When the word "page" shows up in a line of the records below, copy that line.
*** Opening of PROVIDED INFORMATION ***
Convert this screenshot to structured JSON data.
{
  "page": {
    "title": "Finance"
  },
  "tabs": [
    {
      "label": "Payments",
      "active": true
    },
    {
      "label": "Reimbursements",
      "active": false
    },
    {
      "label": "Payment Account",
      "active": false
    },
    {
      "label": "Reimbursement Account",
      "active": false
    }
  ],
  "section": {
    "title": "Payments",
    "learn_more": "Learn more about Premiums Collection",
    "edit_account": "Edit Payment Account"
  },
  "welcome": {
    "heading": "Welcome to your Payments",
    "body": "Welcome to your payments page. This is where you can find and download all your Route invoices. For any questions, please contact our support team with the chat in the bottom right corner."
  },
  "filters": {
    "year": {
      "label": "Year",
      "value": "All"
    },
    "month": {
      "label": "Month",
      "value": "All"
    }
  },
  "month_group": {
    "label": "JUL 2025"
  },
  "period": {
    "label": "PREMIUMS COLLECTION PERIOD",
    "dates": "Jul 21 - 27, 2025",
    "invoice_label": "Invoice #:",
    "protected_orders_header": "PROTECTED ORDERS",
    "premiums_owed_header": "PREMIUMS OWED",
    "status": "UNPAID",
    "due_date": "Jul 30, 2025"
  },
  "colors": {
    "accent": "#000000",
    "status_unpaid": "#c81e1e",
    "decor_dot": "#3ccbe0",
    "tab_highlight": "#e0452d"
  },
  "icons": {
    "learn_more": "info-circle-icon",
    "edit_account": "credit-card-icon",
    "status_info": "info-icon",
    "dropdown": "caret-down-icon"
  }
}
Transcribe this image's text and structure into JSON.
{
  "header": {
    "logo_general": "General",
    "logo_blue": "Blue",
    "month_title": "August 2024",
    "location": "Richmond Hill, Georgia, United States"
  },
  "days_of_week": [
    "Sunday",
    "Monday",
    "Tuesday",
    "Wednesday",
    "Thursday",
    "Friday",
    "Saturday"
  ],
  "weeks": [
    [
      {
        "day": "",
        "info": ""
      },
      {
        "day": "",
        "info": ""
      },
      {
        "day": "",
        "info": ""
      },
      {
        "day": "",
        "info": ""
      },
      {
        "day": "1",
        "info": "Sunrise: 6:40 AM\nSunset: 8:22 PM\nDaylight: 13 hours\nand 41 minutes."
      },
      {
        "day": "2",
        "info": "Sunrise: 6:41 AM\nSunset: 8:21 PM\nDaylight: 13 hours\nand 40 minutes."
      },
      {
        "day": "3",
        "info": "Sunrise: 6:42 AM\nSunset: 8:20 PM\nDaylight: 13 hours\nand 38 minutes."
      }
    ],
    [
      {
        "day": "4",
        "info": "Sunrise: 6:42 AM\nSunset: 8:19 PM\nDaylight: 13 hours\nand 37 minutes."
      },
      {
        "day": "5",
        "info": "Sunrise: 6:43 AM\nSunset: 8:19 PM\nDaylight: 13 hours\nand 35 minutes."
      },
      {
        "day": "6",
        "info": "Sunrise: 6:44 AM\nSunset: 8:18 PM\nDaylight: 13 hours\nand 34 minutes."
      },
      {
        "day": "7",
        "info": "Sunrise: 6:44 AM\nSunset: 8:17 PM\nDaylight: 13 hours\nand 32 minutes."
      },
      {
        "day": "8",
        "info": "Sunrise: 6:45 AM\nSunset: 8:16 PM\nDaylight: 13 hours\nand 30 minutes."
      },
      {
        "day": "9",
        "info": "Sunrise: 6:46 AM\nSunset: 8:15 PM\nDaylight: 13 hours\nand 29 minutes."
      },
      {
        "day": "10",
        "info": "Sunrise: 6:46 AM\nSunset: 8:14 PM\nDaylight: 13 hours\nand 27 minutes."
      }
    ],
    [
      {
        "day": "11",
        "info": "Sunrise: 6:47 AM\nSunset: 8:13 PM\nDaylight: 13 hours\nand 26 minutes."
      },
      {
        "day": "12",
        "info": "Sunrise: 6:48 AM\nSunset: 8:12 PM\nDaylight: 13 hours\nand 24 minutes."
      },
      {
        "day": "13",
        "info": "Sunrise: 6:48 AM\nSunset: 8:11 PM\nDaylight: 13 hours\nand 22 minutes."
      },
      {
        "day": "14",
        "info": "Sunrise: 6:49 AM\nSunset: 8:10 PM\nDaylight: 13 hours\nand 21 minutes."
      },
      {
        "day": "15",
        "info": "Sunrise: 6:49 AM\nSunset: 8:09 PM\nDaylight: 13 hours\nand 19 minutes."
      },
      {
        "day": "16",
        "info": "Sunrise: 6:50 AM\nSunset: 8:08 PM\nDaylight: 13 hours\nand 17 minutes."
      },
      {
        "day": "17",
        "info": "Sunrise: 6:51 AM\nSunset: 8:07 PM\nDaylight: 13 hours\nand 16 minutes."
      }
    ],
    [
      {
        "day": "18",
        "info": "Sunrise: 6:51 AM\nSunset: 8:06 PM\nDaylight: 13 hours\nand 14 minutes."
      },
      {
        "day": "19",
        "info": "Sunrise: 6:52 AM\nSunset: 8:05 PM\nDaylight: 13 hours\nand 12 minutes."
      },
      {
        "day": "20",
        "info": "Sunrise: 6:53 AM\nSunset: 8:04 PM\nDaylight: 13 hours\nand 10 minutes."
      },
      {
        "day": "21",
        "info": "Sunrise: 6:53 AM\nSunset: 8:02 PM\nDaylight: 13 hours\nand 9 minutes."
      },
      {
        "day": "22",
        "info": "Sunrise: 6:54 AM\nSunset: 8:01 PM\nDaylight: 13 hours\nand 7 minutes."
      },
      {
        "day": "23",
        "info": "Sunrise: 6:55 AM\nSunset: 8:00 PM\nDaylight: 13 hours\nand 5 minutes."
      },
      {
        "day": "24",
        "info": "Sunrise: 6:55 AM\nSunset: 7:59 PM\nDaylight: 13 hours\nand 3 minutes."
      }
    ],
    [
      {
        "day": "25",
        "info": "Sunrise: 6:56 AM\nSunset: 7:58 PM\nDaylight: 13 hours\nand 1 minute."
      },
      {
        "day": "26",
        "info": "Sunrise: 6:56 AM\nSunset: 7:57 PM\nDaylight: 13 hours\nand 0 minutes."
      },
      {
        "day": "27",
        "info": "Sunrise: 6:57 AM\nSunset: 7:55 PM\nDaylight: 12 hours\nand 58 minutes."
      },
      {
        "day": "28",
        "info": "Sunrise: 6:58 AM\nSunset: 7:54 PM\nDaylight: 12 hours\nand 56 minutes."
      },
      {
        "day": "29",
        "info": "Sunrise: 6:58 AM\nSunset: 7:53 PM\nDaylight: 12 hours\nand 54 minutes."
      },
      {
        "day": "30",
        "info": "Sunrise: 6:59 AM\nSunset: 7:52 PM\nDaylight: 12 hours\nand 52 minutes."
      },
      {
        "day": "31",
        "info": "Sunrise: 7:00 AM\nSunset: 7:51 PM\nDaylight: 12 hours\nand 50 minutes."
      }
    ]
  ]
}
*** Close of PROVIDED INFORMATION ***
EXPECTED ANSWER:
  "page": {
    "body": "Welcome to your payments page. This is where you can find and download all your Route invoices. For any questions, please contact our support team with the chat in the bottom right corner."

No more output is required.